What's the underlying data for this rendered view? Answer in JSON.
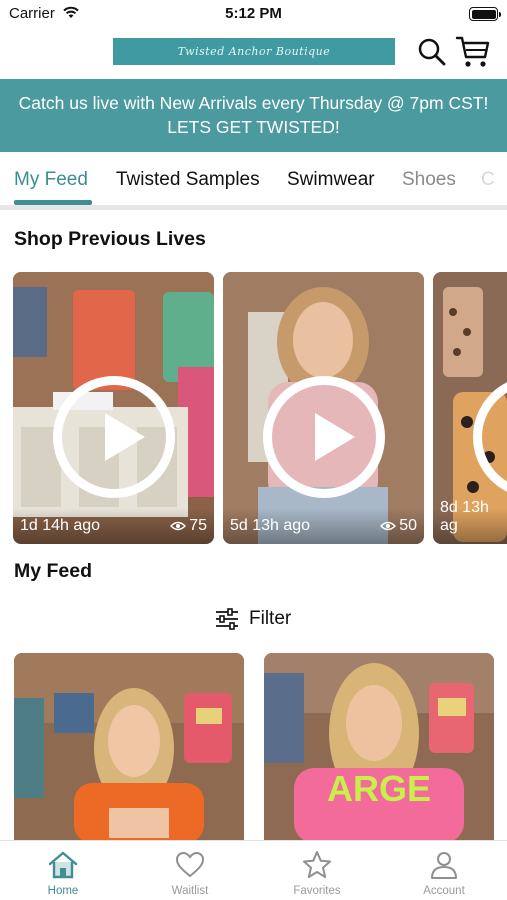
{
  "status_bar": {
    "carrier": "Carrier",
    "time": "5:12 PM"
  },
  "header": {
    "logo_text": "Twisted Anchor Boutique",
    "brand_color": "#3f9aa2"
  },
  "banner": {
    "line1": "Catch us live with New Arrivals every Thursday @ 7pm CST!",
    "line2": "LETS GET TWISTED!",
    "background": "#4a9a9f"
  },
  "tabs": [
    {
      "label": "My Feed",
      "active": true
    },
    {
      "label": "Twisted Samples"
    },
    {
      "label": "Swimwear"
    },
    {
      "label": "Shoes"
    },
    {
      "label": "C"
    }
  ],
  "previous_lives": {
    "title": "Shop Previous Lives",
    "items": [
      {
        "age": "1d 14h ago",
        "views": "75"
      },
      {
        "age": "5d 13h ago",
        "views": "50"
      },
      {
        "age": "8d 13h ag",
        "views": ""
      }
    ]
  },
  "feed": {
    "title": "My Feed",
    "filter_label": "Filter"
  },
  "bottom_nav": [
    {
      "label": "Home",
      "icon": "home-icon",
      "active": true
    },
    {
      "label": "Waitlist",
      "icon": "heart-icon"
    },
    {
      "label": "Favorites",
      "icon": "star-icon"
    },
    {
      "label": "Account",
      "icon": "person-icon"
    }
  ],
  "accent_color": "#3f8e94"
}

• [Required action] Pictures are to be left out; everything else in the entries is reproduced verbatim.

• [Exercise solution]
What's the underlying data for this rendered view? Answer in JSON.
{
  "status_bar": {
    "carrier": "Carrier",
    "time": "5:12 PM"
  },
  "header": {
    "logo_text": "Twisted Anchor Boutique",
    "brand_color": "#3f9aa2"
  },
  "banner": {
    "line1": "Catch us live with New Arrivals every Thursday @ 7pm CST!",
    "line2": "LETS GET TWISTED!",
    "background": "#4a9a9f"
  },
  "tabs": [
    {
      "label": "My Feed",
      "active": true
    },
    {
      "label": "Twisted Samples"
    },
    {
      "label": "Swimwear"
    },
    {
      "label": "Shoes"
    },
    {
      "label": "C"
    }
  ],
  "previous_lives": {
    "title": "Shop Previous Lives",
    "items": [
      {
        "age": "1d 14h ago",
        "views": "75"
      },
      {
        "age": "5d 13h ago",
        "views": "50"
      },
      {
        "age": "8d 13h ag",
        "views": ""
      }
    ]
  },
  "feed": {
    "title": "My Feed",
    "filter_label": "Filter"
  },
  "bottom_nav": [
    {
      "label": "Home",
      "icon": "home-icon",
      "active": true
    },
    {
      "label": "Waitlist",
      "icon": "heart-icon"
    },
    {
      "label": "Favorites",
      "icon": "star-icon"
    },
    {
      "label": "Account",
      "icon": "person-icon"
    }
  ],
  "accent_color": "#3f8e94"
}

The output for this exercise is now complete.